by BOB GAETJENS | EDITOR
Streetsboro -- Streetsboro resident Brad Raum had the race of his life this fall to place fifth nationally in his division in the National Auto Sport Association Championships in September.
"My fastest track times I've had were during that national race," said Raum, whose day job is serving as vice president of business development for Robinson Memorial Hospital a board member of the Streetsboro Area Chamber of Commerce. "I pushed the car as hard as I possibly could without being unsafe."
Raum said several of the drivers who finished ahead of him in the national race, which took place Sept. 9 at Mid-Ohio Racetrack near Mansfield, are excellent racers, including a couple of drivers who had won the national race in the past.
"Considering the competition I was running against, I was very happy to get a fifth," he said. "Their cars are very well set up, and they have a lot of experience."
Raum races in the SPEC 944 (as in Porsche 944) division of NASA. He said there were about 10 in his division left in the final race, but he said there were probably around 40 vehicles spread over the 2.4-mile winding course at Mid-Ohio. Several other divisions held their finals in the same heat, he explained.
"We've had times at Mid-Ohio where we've had 65 cars on the track at the same time," he said. "It gets a little hairy when you're out there with 65 other cars. Even though the track is 2.4 miles long, they can still get bottled up in the turns."
The entire competition takes place over several days, with two qualifying runs. Drivers' placement in qualifying runs determine their position at the start of the final, said Raum. And that placement has a direct effect on the finish. Raum said to make up for a bad position at the start "you've got to drive the wheels off, basically," to catch up.
One turn has every driver, no matter how experienced, on edge because they're worried about their car, about getting ahead of the field or both, he said.
"The first turn is always the scariest and most white-knuckled," he said. "I look at the start of the race as just trying to survive sometimes."
Due to nerves, he said he forgot to shift until he was out of the first turn in his first race.

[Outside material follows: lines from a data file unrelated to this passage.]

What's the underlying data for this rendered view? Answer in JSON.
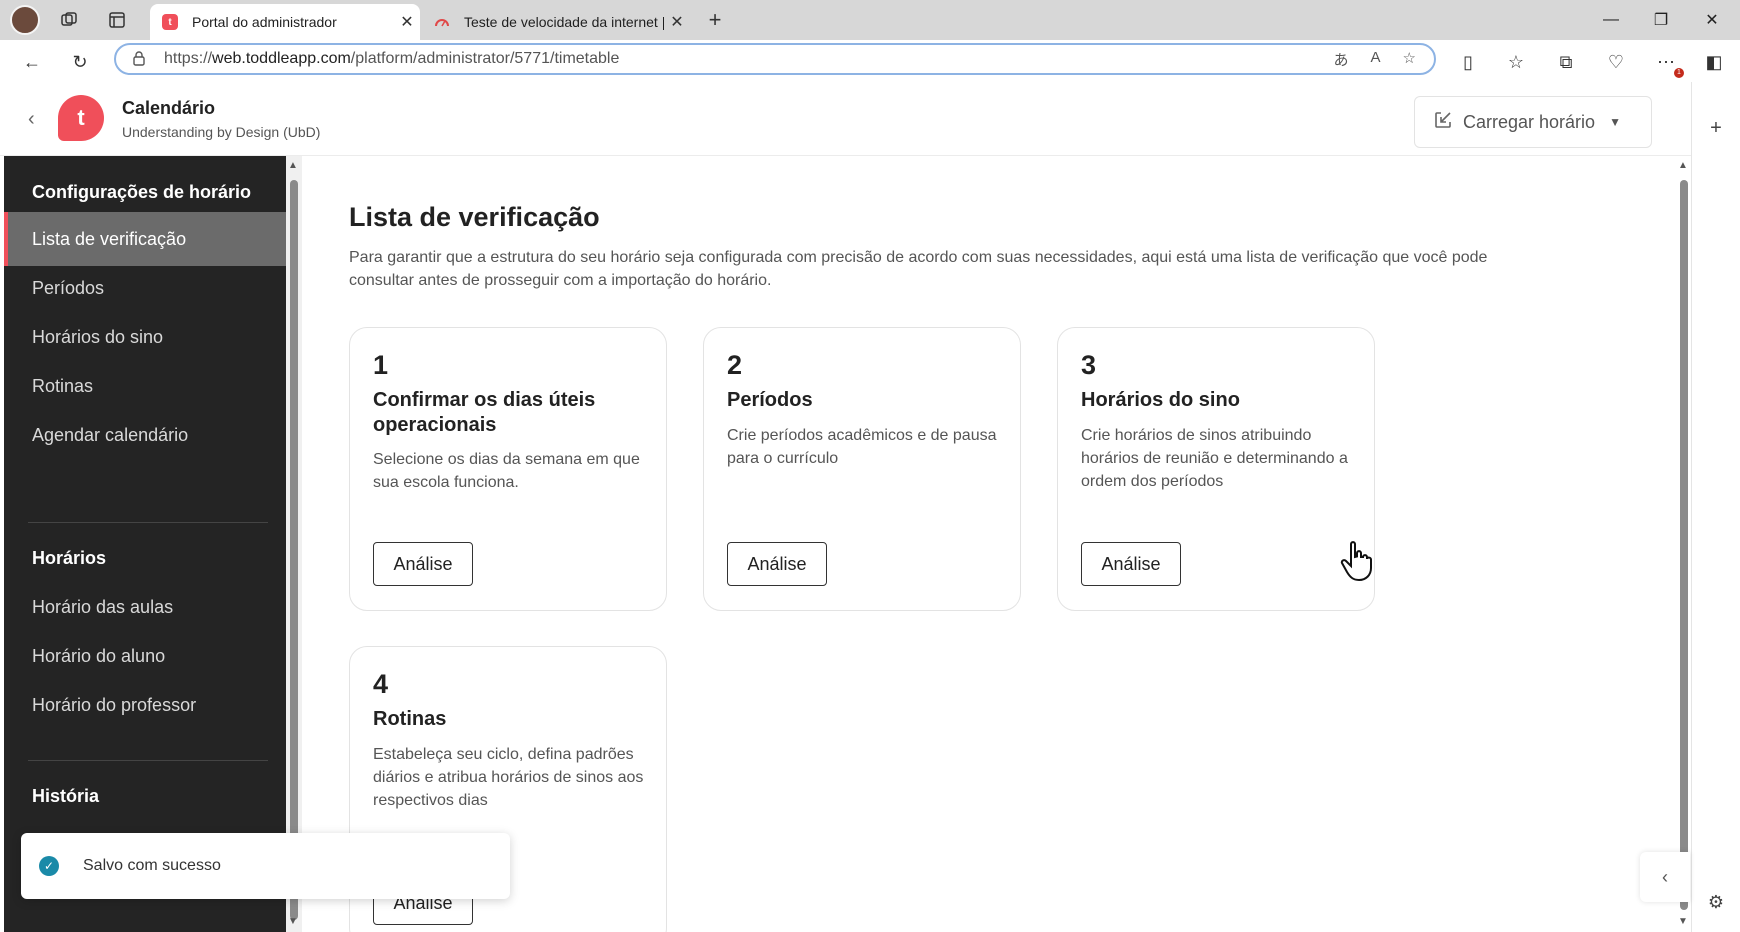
{
  "browser": {
    "tabs": [
      {
        "title": "Portal do administrador",
        "active": true,
        "favicon": "t"
      },
      {
        "title": "Teste de velocidade da internet |",
        "active": false,
        "favicon": "speedtest-icon"
      }
    ],
    "url_prefix": "https://",
    "url_domain": "web.toddleapp.com",
    "url_path": "/platform/administrator/5771/timetable",
    "notification_count": "1"
  },
  "header": {
    "title": "Calendário",
    "subtitle": "Understanding by Design (UbD)",
    "upload_label": "Carregar horário"
  },
  "sidebar": {
    "section1": "Configurações de horário",
    "items1": [
      {
        "label": "Lista de verificação",
        "active": true
      },
      {
        "label": "Períodos"
      },
      {
        "label": "Horários do sino"
      },
      {
        "label": "Rotinas"
      },
      {
        "label": "Agendar calendário"
      }
    ],
    "section2": "Horários",
    "items2": [
      {
        "label": "Horário das aulas"
      },
      {
        "label": "Horário do aluno"
      },
      {
        "label": "Horário do professor"
      }
    ],
    "section3": "História"
  },
  "main": {
    "title": "Lista de verificação",
    "intro": "Para garantir que a estrutura do seu horário seja configurada com precisão de acordo com suas necessidades, aqui está uma lista de verificação que você pode consultar antes de prosseguir com a importação do horário.",
    "cards": [
      {
        "num": "1",
        "title": "Confirmar os dias úteis operacionais",
        "desc": "Selecione os dias da semana em que sua escola funciona.",
        "button": "Análise"
      },
      {
        "num": "2",
        "title": "Períodos",
        "desc": "Crie períodos acadêmicos e de pausa para o currículo",
        "button": "Análise"
      },
      {
        "num": "3",
        "title": "Horários do sino",
        "desc": "Crie horários de sinos atribuindo horários de reunião e determinando a ordem dos períodos",
        "button": "Análise"
      },
      {
        "num": "4",
        "title": "Rotinas",
        "desc": "Estabeleça seu ciclo, defina padrões diários e atribua horários de sinos aos respectivos dias",
        "button": "Análise"
      }
    ]
  },
  "toast": {
    "message": "Salvo com sucesso"
  },
  "colors": {
    "brand": "#f04f5a",
    "sidebar_bg": "#242424",
    "success": "#1a8aa8"
  }
}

In a sport that relies on cat-quick reflexes and a lot of nerve, Raum said he takes an "analytical" approach to each race.
"My approach to driving is to listen to more experienced people," he said. For instance, he might take someone's advice on how to approach a certain curve during the race.

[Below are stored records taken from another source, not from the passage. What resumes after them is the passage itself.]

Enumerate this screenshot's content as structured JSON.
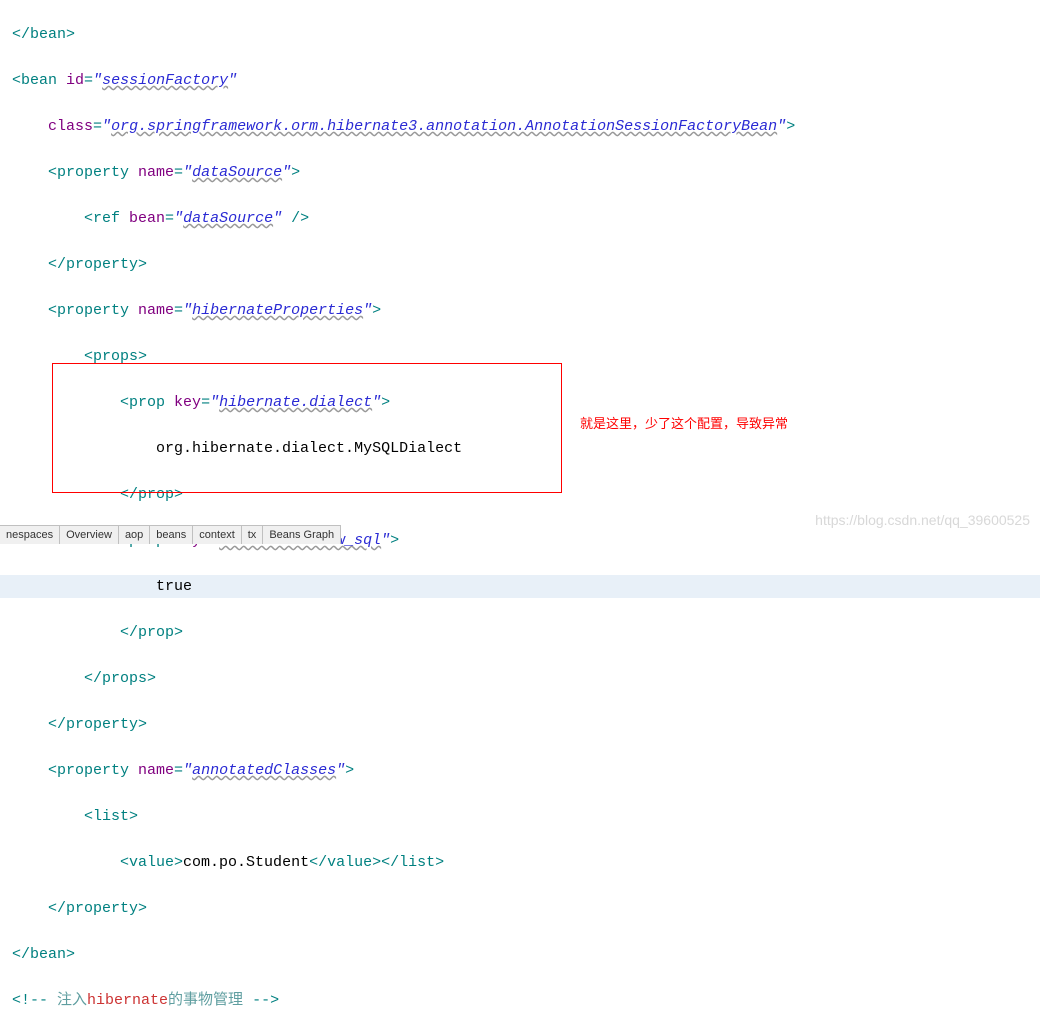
{
  "code": {
    "line1": {
      "closeBean": "</bean>"
    },
    "line2": {
      "open": "<bean ",
      "attrId": "id",
      "valId": "sessionFactory",
      "quote": "\""
    },
    "line3": {
      "attrClass": "class",
      "valClass": "org.springframework.orm.hibernate3.annotation.AnnotationSessionFactoryBean",
      "close": ">"
    },
    "line4": {
      "openProp": "<property ",
      "attrName": "name",
      "valName": "dataSource",
      "close": ">"
    },
    "line5": {
      "openRef": "<ref ",
      "attrBean": "bean",
      "valBean": "dataSource",
      "close": " />"
    },
    "line6": {
      "closeProp": "</property>"
    },
    "line7": {
      "openProp": "<property ",
      "attrName": "name",
      "valName": "hibernateProperties",
      "close": ">"
    },
    "line8": {
      "openProps": "<props>"
    },
    "line9": {
      "openProp": "<prop ",
      "attrKey": "key",
      "valKey": "hibernate.dialect",
      "close": ">"
    },
    "line10": {
      "text": "org.hibernate.dialect.MySQLDialect"
    },
    "line11": {
      "closeProp": "</prop>"
    },
    "line12": {
      "openProp": "<prop ",
      "attrKey": "key",
      "valKey": "hibernate.show_sql",
      "close": ">"
    },
    "line13": {
      "text": "true"
    },
    "line14": {
      "closeProp": "</prop>"
    },
    "line15": {
      "closeProps": "</props>"
    },
    "line16": {
      "closeProperty": "</property>"
    },
    "line17": {
      "openProp": "<property ",
      "attrName": "name",
      "valName": "annotatedClasses",
      "close": ">"
    },
    "line18": {
      "openList": "<list>"
    },
    "line19": {
      "openValue": "<value>",
      "text": "com.po.Student",
      "closeValue": "</value>",
      "closeList": "</list>"
    },
    "line20": {
      "closeProperty": "</property>"
    },
    "line21": {
      "closeBean": "</bean>"
    },
    "line22": {
      "commentOpen": "<!-- ",
      "commentPre": "注入",
      "hibernate": "hibernate",
      "commentPost": "的事物管理",
      "commentClose": " -->"
    }
  },
  "annotation": "就是这里，少了这个配置，导致异常",
  "tabs": {
    "t1": "nespaces",
    "t2": "Overview",
    "t3": "aop",
    "t4": "beans",
    "t5": "context",
    "t6": "tx",
    "t7": "Beans Graph"
  },
  "watermark": "https://blog.csdn.net/qq_39600525"
}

"You want to carry as much speed through a turn as you can, so you can accelerate through the straight aways," he said.
Raum said he's loved racing and cars "ever since [he] was a kid," but it wasn't until 2003 that he bought his first Porsche, and that wasn't intended for racing.

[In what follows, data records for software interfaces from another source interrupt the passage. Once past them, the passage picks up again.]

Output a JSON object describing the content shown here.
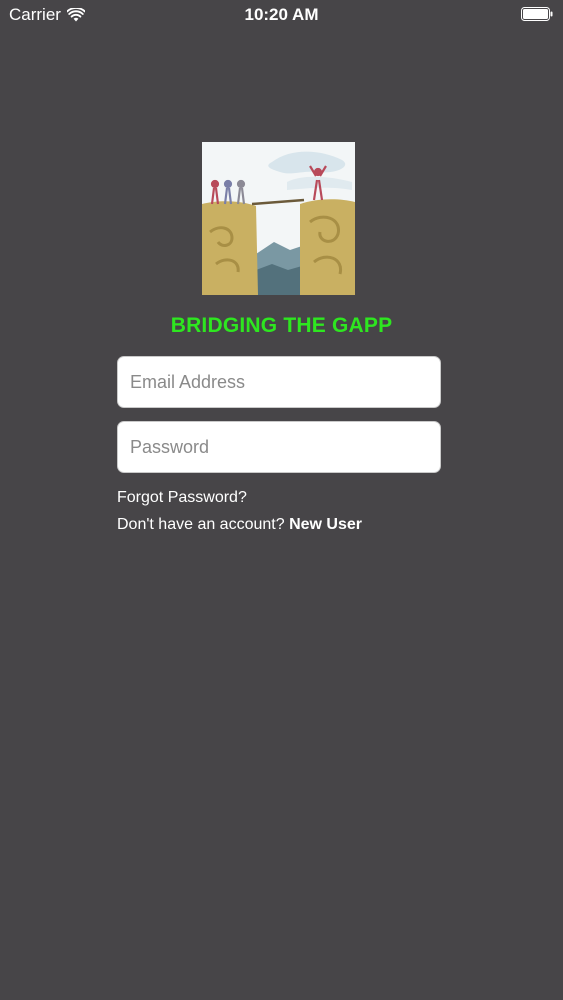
{
  "status_bar": {
    "carrier": "Carrier",
    "time": "10:20 AM"
  },
  "app": {
    "title": "BRIDGING THE GAPP",
    "title_color": "#2ee620",
    "background_color": "#474548"
  },
  "login_form": {
    "email_placeholder": "Email Address",
    "email_value": "",
    "password_placeholder": "Password",
    "password_value": "",
    "forgot_password_label": "Forgot Password?",
    "signup_prompt": "Don't have an account?",
    "new_user_label": "New User"
  },
  "icons": {
    "wifi": "wifi-icon",
    "battery": "battery-icon",
    "logo": "bridge-logo-icon"
  }
}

But he joined a local Porsche Club, which offered high performance driver education track events where Porsche owners could learn their way around a track.
"You ride with an instructor and they teach you how to drive quickly, yet safely around the racetrack," explained Raum.
In 2004, he bought a Porsche 944 which was street legal but included a roll cage.
"I started developing the car more and more, and that year it ended up turning pretty much into a non-street-legal car," he said.
That was when he said he started racing. From 2004 to 2011, his accident record was clean, he said. But then he was struck head on by an out of control car which was in a spin due to an accident ahead of him on the track.
"Of course, you replay that event in your mind, but you realize that it exists just as part of the sport and sometimes it's unavoidable," he said, adding no one was seriously injured in the crash.
Compared to some, Raum said he's a conservative driver. Others have their own mechanic, deep pockets, even sponsors, and to them accidents aren't as big a financial burden.
Since 2006, Raum said he's also been volunteering as an instructor at the same high performance education track events where he learned the basics of fast, safe track driving.
"I really enjoy doing that," he said. "It's great to see a lot of people go out to the race track, sometimes for the first time."
Raum said getting lost in the adrenaline rush of car racing is a great escape for him.
"For me, it's something fun," he said. "It's a good release from the stresses of the day and week, but I do want to come in one piece and want my car to come back in one piece."
He said the season for this year is finished and the schedule for next year hasn't been set yet.